Recipe for Success: Bake Positive Business Culture into Your DNA

Positive business culture

One of the errors first-time bakers often make is sneaking a bite of unsweetened baking chocolate during the mixing process.

For those unfamiliar, unsweetened baking chocolate looks just like the good stuff, but it doesn't have any sugar. The taste is awful! but the failed expectation is worse, enough to cause one to be wary of that next chocolate bar.

People who've had the experience of positive business culture going south into unexpected territory might recognize the analogy. When a workplace philosophy founders when culture becomes unrecognizable, as has been reported in the news lately the problem isn't just unhappiness; it's keen disappointment in the failure between expectation and reality. And when that happens, employees begin to mistrust what they thought they knew, and they're likely to quickly react in other words, take their skills elsewhere.

Baking Culture into Your DNA

This is what can happen when culture is in name only when it's not backed up by ingredients like value statements that instruct on everything from hiring to diversity. Consistency of culture requires a philosophy that pivots with the organization. In workplaces that do, market or economy can change, but foundation won't.

Accenture's Julie Wilkes uses the term, "baked into the DNA" to describe her own organization. The company's made a name for itself as a uniquely supportive workplace, and as a result has earned spots on best workplace lists as well as of companies most admired.

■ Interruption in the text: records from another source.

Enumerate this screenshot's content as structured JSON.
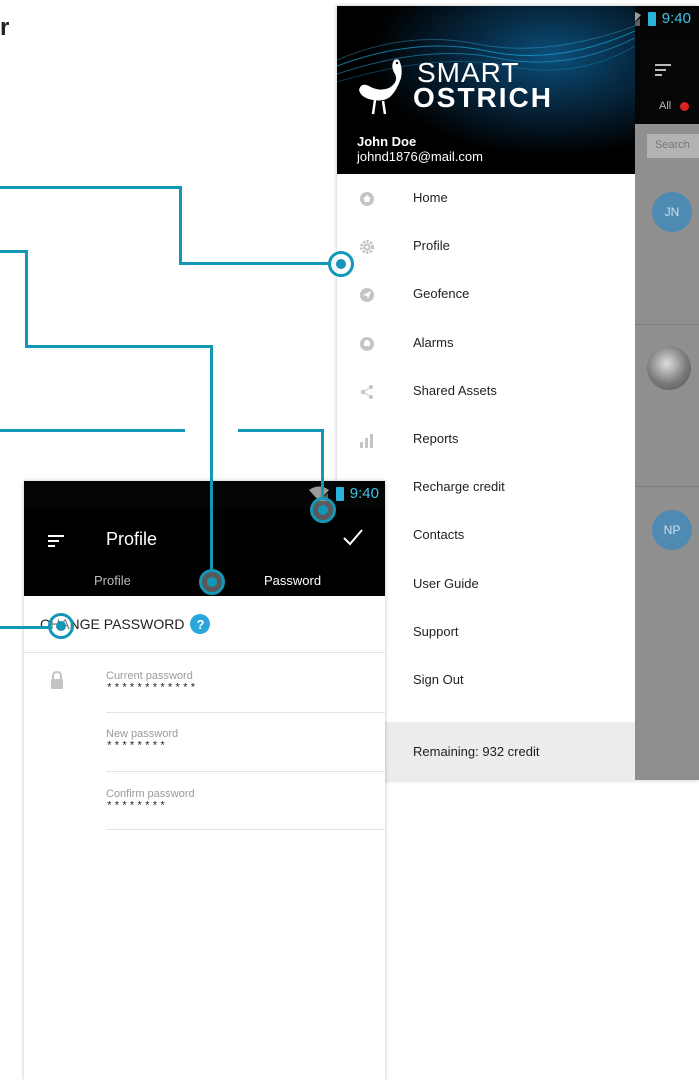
{
  "partial_title": "r",
  "status_bar": {
    "time": "9:40"
  },
  "drawer": {
    "logo": {
      "line1": "SMART",
      "line2": "OSTRICH"
    },
    "user": {
      "name": "John Doe",
      "email": "johnd1876@mail.com"
    },
    "menu": [
      {
        "label": "Home",
        "icon": "home-icon"
      },
      {
        "label": "Profile",
        "icon": "gear-icon"
      },
      {
        "label": "Geofence",
        "icon": "navigation-arrow-icon"
      },
      {
        "label": "Alarms",
        "icon": "alarm-icon"
      },
      {
        "label": "Shared Assets",
        "icon": "share-icon"
      },
      {
        "label": "Reports",
        "icon": "bar-chart-icon"
      },
      {
        "label": "Recharge credit",
        "icon": "credit-icon"
      },
      {
        "label": "Contacts",
        "icon": "contacts-icon"
      },
      {
        "label": "User Guide",
        "icon": "guide-icon"
      },
      {
        "label": "Support",
        "icon": "support-icon"
      },
      {
        "label": "Sign Out",
        "icon": "sign-out-icon"
      }
    ],
    "remaining": "Remaining:  932 credit"
  },
  "behind": {
    "tab_all": "All",
    "search_placeholder": "Search",
    "avatars": [
      "JN",
      "NP"
    ]
  },
  "profile_screen": {
    "title": "Profile",
    "tabs": [
      {
        "label": "Profile",
        "active": false
      },
      {
        "label": "Password",
        "active": true
      }
    ],
    "section_title": "CHANGE PASSWORD",
    "fields": [
      {
        "label": "Current password",
        "value": "************"
      },
      {
        "label": "New password",
        "value": "********"
      },
      {
        "label": "Confirm password",
        "value": "********"
      }
    ]
  },
  "colors": {
    "accent": "#1297b7",
    "help": "#2aa7d8",
    "status_icons": "#3ec4e6",
    "app_bar": "#000000"
  }
}
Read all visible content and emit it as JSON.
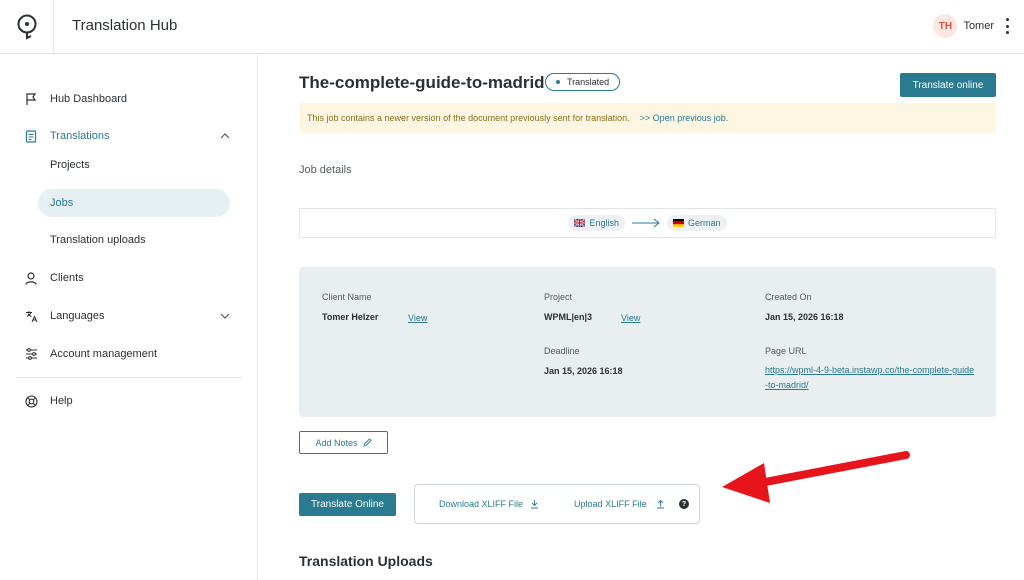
{
  "header": {
    "app_title": "Translation Hub",
    "user_initials": "TH",
    "user_name": "Tomer"
  },
  "sidebar": {
    "items": [
      {
        "label": "Hub Dashboard",
        "icon": "flag-icon"
      },
      {
        "label": "Translations",
        "icon": "document-icon"
      },
      {
        "label": "Projects"
      },
      {
        "label": "Jobs"
      },
      {
        "label": "Translation uploads"
      },
      {
        "label": "Clients",
        "icon": "person-icon"
      },
      {
        "label": "Languages",
        "icon": "translate-icon"
      },
      {
        "label": "Account management",
        "icon": "sliders-icon"
      },
      {
        "label": "Help",
        "icon": "lifebuoy-icon"
      }
    ]
  },
  "job": {
    "title": "The-complete-guide-to-madrid",
    "status": "Translated",
    "translate_online_top": "Translate online",
    "notice_text": "This job contains a newer version of the document previously sent for translation.",
    "notice_link": ">> Open previous job.",
    "section_label": "Job details",
    "source_lang": "English",
    "target_lang": "German",
    "details": {
      "client_label": "Client Name",
      "client_value": "Tomer Helzer",
      "client_link": "View",
      "project_label": "Project",
      "project_value": "WPML|en|3",
      "project_link": "View",
      "created_label": "Created On",
      "created_value": "Jan 15, 2026 16:18",
      "deadline_label": "Deadline",
      "deadline_value": "Jan 15, 2026 16:18",
      "url_label": "Page URL",
      "url_value": "https://wpml-4-9-beta.instawp.co/the-complete-guide-to-madrid/"
    },
    "add_notes": "Add Notes",
    "translate_online_bottom": "Translate Online",
    "download_xliff": "Download XLIFF File",
    "upload_xliff": "Upload XLIFF File",
    "help_glyph": "?",
    "uploads_title": "Translation Uploads"
  },
  "colors": {
    "accent": "#2a7a90",
    "notice_bg": "#fdf6e3",
    "details_bg": "#e9eef0",
    "annotation_arrow": "#e8141b"
  }
}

And that starts with an unwavering commitment to culture that lives everywhere, from the company's HR portal to its investor letters. Julie's own role at the company North American Wellness Lead, focused on helping people have great careers and great lives is itself a statement of values. Equally important, Accenture's culture is built on a platform that moves with the workforce. In other words, that enables Julie to assess what people need today and then approach leaders with requests.

Leaders then don't have to be sold on the kinds of trailblazing response programs (milk delivery for new mothers; exceptional leave policies to name just two) that have kept the company in the news because the culture is in effect written into the charter.

Bottom Lines Built on Culture

Such philosophies have substantial upside. Giving people solid expectations about a job supports a company through challenging times and flush. It also ensures that people across a dispersed workplace have a consistent experience.

This is particularly important now when employees have made it clear that company bests job in pecking order when it comes to employment choices. Employees today report they choose positions for organization and culture versus title and reports. That connection has been shown to have considerable benefits in people who are significantly more productive and less likely to consider jumping ship. Research in fact says people in these so-named dream companies are nearly 200% less likely to leave their jobs.

But it only works if culture is consistent. That this is true can be illustrated by companies that have seen opportunity in abandoning their principals and as a result made the kind of news nobody covets - the kind reporting mass exoduses and vocally unhappy former employees.

But the flipside is equal and opposite. When an organization consistently delivers on its values; when it's willing to pivot with the workforce and live up to the workplaces people sign employment contracts to experience, expectation and reality are in synch. And the reality of that positive culture leaves a great taste for everyone.

Written by: Lisa Oppenheimer

About the Author

Lisa Oppenheimer at Bright Horizons

As Director, Brand Storytelling at Bright Horizons, Lisa writes “from the trenches” about the real life challenges of people in today’s workplaces: from the tensions of being a working mother, to working with millennials in the digital age, and everything in between. With a career ranging from freelance to full-time, Lisa brings a diverse employment background to her perspective.